If you have any problems related to the accessibility of any content (or if you want to request that a specific publication be accessible), please contact us at email@example.com.
Development and Evaluation of Active Thermal Management System for Lithium-Ion Batteries using Solid-State Thermoelectric Heat Pump and Heat Pipes with Electric Vehicular Applications
AltmetricsView Usage Statistics

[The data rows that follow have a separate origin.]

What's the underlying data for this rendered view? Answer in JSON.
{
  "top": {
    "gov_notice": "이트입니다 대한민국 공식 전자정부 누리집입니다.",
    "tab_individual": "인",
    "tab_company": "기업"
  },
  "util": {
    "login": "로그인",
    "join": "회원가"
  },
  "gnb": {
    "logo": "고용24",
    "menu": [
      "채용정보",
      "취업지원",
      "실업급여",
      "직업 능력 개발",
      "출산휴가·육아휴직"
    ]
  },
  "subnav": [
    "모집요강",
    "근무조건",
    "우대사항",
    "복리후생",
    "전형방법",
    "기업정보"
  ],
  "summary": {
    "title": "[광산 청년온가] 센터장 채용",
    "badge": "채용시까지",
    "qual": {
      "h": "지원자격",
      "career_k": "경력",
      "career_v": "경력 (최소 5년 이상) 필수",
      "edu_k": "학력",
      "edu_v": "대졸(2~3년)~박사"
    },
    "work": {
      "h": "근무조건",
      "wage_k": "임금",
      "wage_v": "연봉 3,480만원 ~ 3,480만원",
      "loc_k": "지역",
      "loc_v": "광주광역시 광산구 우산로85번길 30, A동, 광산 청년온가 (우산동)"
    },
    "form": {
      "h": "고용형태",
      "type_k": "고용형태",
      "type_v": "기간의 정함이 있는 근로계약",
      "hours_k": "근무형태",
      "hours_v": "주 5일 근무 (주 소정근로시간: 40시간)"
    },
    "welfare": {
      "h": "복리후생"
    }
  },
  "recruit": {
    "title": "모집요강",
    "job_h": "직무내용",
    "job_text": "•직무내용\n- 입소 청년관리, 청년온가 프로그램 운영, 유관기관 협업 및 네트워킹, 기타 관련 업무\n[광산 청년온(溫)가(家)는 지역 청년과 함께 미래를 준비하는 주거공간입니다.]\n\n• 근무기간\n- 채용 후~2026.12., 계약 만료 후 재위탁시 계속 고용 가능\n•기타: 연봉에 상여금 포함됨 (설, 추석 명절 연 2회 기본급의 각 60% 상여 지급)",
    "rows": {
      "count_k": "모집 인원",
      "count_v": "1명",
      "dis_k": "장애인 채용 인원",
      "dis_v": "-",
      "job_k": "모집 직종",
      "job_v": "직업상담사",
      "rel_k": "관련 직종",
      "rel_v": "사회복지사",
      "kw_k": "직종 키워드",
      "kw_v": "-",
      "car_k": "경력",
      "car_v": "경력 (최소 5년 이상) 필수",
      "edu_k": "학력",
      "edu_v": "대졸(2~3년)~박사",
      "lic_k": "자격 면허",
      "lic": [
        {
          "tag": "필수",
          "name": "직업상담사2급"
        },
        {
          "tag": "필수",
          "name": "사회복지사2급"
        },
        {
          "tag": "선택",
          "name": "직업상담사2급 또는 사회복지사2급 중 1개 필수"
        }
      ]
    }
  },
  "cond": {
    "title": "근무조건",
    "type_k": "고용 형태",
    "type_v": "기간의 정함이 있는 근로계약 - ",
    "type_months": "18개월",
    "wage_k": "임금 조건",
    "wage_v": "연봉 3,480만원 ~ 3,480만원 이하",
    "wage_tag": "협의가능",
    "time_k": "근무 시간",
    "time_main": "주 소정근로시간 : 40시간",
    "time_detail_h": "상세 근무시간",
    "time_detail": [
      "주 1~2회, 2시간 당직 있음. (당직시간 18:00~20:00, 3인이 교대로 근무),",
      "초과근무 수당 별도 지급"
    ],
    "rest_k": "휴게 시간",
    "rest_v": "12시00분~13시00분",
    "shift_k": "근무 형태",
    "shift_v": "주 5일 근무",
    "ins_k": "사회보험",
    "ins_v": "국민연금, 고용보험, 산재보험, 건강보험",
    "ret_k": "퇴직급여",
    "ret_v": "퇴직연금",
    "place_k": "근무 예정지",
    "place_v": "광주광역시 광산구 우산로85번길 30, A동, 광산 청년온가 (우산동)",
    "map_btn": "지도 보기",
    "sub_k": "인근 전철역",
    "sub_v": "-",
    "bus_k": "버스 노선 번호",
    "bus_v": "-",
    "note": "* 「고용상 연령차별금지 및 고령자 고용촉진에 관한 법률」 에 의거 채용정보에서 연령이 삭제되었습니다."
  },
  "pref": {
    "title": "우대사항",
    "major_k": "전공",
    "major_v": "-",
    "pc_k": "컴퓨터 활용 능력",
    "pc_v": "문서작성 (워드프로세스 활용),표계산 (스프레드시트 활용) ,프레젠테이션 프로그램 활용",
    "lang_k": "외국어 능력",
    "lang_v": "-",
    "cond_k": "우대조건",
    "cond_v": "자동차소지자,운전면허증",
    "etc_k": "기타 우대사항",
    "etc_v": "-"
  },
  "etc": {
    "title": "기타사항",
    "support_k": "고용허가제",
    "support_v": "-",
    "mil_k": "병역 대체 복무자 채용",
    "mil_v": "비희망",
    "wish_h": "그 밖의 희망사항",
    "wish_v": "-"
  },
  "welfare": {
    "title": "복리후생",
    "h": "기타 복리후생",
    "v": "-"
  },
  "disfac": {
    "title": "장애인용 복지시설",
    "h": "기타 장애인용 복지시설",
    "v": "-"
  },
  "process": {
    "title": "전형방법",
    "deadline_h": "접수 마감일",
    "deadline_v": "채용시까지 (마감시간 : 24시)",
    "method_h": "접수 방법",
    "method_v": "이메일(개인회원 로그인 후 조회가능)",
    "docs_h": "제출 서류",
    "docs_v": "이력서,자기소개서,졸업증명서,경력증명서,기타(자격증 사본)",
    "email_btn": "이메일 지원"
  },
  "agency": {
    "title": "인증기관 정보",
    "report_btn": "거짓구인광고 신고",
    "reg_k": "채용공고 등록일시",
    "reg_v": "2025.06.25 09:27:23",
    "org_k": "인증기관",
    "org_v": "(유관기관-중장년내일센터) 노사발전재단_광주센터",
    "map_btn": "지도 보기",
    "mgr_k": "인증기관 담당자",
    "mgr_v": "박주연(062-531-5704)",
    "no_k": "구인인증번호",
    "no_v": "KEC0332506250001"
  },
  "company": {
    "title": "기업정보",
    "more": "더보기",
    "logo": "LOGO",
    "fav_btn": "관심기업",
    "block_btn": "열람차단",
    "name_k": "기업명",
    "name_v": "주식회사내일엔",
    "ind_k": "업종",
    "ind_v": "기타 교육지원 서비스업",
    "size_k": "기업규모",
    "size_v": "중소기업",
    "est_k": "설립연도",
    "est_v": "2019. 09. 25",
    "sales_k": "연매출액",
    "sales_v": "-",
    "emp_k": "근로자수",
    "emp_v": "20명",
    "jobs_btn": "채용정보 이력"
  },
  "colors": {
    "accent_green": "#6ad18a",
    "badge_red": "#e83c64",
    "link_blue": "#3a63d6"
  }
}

Lithium-Ion batteries have become a popular choice for use in energy storage systems in electric vehicles (EV) and Hybrid electric vehicles (HEV) because of high power and high energy density. But the use of EV and HEV in all climates demands for a battery thermal management system (BTMS) since temperature effects their performance, cycle life and, safety. Hence the BTMS plays a crucial role in the performance of EV and HEV. In this paper, three thermal management systems are studied: (a) simple aluminum as heat spreader material, (b) heat pipes as heat spreader, and (c) advanced combined solid state thermoelectric heat pump (TE) and heat pipe system; these will be subsequently referred to as Design A, B and C, respectively. A detailed description of the designs and the experimental setup is presented. The experimental procedure is divided into two broad categories: Cooling mode and Warming-up mode. Cooling mode covers the conditions when a BTMS is responsible to cool the battery pack through heat dissipation and Warming-up mode covers the conditions when the BTMS is responsible to warm the battery pack in a low temperature ambient condition, maintaining a safe operating temperature of the battery pack in both modes. The experimental procedure analyzes the thermal management system by evaluating the effect of each variable like heat sink area, battery heat generation rate, cooling air temperature, air flow rate and TE power on parameters like maximum temperature of the battery pack (Tmax), maximum temperature difference (ΔT) and, heat transfer through heat sink/cooling power of TE (Qc). The results show that Design C outperforms Design A and Design B in spite of design issues which reduce its efficiency, but can still be improved to achieve better performance.